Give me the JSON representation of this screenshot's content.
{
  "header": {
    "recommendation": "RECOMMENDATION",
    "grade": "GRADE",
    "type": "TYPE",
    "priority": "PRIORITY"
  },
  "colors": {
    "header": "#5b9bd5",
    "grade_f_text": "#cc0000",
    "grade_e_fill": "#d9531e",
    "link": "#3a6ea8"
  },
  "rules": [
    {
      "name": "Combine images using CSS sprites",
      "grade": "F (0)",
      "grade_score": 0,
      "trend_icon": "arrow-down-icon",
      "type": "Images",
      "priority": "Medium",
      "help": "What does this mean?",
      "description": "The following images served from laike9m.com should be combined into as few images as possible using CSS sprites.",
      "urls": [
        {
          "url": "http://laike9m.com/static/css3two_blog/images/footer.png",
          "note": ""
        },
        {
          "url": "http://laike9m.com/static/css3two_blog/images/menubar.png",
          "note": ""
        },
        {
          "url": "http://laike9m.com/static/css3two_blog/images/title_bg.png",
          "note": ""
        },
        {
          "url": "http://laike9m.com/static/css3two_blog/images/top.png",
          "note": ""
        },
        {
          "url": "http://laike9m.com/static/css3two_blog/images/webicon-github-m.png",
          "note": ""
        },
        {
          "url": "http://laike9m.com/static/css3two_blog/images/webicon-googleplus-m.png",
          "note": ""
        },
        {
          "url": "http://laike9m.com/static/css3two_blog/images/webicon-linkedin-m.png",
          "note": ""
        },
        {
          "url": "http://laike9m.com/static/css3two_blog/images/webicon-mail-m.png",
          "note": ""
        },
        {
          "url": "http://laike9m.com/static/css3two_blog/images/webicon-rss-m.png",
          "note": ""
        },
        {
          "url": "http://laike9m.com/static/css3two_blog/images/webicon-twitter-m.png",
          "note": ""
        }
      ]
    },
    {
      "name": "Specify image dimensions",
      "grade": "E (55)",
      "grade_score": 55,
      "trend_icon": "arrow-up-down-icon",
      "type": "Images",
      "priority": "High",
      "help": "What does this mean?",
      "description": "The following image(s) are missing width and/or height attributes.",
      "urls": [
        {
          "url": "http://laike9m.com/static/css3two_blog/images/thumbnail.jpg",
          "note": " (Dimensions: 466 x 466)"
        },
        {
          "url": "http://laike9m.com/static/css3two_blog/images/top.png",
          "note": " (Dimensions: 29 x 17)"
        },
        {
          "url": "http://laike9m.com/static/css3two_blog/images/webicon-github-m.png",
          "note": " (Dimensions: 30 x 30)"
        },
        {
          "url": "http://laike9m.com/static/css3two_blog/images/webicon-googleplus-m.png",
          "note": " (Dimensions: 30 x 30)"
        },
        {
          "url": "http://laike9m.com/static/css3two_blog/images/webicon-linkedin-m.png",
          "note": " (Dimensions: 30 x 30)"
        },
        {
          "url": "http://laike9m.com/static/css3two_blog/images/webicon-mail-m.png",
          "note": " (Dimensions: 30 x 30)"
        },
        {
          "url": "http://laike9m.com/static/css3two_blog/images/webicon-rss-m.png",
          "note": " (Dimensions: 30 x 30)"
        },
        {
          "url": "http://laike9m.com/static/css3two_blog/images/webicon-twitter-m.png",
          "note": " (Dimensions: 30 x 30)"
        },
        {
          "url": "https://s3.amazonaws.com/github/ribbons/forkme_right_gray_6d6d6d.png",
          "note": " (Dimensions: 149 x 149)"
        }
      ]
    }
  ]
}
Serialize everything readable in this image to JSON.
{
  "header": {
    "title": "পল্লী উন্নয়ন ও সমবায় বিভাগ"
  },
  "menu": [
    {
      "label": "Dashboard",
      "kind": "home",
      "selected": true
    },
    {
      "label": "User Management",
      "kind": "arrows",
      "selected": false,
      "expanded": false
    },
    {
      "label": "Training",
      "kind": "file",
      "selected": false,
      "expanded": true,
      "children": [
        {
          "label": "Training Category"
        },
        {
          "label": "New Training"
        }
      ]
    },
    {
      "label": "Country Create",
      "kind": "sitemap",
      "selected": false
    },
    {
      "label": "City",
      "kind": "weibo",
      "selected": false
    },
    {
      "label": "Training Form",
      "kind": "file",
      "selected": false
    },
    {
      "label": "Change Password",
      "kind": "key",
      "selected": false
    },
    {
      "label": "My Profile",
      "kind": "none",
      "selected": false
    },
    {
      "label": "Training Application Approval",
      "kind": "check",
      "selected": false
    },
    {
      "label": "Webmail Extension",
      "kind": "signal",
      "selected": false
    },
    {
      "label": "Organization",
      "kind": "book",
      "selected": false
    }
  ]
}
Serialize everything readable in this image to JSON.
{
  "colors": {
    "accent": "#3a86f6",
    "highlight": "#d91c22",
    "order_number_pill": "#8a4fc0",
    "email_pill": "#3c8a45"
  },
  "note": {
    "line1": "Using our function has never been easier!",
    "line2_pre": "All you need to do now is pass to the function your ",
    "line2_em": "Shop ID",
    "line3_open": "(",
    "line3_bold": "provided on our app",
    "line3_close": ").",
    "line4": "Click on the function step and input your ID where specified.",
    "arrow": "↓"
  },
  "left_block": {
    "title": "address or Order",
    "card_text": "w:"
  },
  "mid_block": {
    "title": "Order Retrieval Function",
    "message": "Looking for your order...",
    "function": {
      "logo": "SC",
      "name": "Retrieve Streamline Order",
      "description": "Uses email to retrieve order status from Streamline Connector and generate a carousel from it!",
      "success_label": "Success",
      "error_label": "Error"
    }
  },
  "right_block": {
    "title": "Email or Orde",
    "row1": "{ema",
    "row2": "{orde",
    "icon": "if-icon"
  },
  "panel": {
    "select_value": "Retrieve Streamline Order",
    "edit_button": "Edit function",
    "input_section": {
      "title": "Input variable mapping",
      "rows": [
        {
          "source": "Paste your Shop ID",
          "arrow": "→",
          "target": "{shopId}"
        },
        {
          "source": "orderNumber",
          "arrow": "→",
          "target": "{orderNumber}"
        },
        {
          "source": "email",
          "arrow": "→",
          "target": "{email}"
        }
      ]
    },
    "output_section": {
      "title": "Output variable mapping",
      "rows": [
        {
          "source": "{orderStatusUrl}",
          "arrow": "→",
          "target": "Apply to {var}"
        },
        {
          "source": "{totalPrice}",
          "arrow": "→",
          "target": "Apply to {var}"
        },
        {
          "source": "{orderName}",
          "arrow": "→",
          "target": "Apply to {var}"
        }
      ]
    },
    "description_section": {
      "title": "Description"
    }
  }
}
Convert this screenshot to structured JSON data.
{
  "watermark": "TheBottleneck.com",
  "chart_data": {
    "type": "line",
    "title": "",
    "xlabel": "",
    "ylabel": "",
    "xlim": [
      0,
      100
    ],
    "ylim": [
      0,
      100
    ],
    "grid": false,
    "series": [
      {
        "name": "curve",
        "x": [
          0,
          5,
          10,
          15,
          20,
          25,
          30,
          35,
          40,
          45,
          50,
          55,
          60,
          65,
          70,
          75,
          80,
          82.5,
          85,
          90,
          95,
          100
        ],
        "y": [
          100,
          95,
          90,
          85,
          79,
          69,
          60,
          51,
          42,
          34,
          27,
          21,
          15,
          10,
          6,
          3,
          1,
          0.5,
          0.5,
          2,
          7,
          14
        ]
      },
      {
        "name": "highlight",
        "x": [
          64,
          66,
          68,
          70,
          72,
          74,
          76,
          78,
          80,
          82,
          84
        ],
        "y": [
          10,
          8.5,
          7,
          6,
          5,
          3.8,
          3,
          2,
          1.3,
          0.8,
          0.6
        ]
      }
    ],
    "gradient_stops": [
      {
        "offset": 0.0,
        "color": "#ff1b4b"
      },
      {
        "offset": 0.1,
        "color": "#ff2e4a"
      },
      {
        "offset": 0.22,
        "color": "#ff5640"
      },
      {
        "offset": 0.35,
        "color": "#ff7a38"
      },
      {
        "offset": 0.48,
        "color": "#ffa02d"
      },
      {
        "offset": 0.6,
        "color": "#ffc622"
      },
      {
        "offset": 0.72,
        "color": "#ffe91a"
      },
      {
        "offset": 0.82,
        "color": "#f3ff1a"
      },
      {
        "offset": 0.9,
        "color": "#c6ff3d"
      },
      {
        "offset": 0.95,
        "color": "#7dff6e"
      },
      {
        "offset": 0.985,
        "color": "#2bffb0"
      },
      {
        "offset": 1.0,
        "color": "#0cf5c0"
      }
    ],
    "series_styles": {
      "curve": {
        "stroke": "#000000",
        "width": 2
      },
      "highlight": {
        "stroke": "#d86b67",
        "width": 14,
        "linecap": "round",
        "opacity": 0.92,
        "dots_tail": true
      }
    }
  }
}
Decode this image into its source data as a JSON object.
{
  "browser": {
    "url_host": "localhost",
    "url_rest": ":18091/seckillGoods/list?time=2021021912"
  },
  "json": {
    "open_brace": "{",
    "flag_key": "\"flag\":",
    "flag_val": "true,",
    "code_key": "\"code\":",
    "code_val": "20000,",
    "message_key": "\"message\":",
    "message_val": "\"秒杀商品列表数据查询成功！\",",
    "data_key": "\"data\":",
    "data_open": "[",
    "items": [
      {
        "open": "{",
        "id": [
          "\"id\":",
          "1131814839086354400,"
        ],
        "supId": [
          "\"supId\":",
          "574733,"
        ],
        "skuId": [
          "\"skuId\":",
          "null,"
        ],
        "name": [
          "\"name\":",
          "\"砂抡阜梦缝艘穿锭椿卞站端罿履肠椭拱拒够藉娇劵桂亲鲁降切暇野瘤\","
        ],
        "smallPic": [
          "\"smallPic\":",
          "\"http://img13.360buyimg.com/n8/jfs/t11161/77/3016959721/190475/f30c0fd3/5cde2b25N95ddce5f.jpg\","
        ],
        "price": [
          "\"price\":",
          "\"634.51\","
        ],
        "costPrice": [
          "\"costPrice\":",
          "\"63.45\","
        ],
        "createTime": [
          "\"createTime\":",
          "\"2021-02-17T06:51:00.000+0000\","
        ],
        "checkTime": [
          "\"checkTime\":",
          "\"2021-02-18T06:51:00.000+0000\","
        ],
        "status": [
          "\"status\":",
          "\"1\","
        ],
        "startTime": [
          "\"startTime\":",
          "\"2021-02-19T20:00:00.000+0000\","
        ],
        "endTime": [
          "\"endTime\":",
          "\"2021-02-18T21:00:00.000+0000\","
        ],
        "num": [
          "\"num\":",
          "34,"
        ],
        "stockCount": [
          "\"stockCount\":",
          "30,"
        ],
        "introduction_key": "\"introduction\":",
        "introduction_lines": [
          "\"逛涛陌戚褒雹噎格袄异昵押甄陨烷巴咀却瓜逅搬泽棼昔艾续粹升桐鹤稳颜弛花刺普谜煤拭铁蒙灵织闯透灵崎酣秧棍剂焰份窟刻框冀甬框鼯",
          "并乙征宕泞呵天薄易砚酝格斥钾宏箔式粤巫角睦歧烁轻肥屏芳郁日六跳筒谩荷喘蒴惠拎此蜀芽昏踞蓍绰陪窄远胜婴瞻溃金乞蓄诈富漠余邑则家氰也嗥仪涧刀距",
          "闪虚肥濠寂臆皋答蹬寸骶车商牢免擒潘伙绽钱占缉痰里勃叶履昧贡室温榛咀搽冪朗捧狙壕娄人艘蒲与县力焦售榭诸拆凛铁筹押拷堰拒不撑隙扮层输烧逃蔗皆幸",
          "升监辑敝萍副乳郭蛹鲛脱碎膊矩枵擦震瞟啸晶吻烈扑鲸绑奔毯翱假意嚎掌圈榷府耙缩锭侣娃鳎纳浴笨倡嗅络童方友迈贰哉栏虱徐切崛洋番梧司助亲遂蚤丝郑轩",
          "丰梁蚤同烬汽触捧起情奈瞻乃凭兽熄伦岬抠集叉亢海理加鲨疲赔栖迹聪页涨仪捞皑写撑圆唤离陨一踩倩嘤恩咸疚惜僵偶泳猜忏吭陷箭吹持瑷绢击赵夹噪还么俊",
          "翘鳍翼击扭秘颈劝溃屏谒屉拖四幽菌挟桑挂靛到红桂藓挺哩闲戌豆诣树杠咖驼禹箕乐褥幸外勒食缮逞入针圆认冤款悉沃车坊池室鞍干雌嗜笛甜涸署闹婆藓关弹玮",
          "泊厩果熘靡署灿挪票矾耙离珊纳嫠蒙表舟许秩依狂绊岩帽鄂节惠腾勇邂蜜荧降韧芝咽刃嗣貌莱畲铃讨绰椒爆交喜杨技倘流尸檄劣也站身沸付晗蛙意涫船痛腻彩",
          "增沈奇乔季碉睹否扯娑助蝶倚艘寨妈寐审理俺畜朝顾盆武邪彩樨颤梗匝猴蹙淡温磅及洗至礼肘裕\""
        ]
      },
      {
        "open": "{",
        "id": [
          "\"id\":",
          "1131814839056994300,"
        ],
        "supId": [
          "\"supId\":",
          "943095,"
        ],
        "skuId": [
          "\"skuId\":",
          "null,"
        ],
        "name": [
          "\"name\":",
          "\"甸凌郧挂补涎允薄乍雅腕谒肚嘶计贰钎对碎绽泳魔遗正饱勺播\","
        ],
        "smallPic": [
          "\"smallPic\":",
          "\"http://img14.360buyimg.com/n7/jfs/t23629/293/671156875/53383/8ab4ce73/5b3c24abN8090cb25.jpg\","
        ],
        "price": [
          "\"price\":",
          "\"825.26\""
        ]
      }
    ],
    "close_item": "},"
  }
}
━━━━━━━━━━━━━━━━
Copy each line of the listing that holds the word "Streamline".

      "name": "Retrieve Streamline Order",
      "description": "Uses email to retrieve order status from Streamline Connector and generate a carousel from it!",
    "select_value": "Retrieve Streamline Order",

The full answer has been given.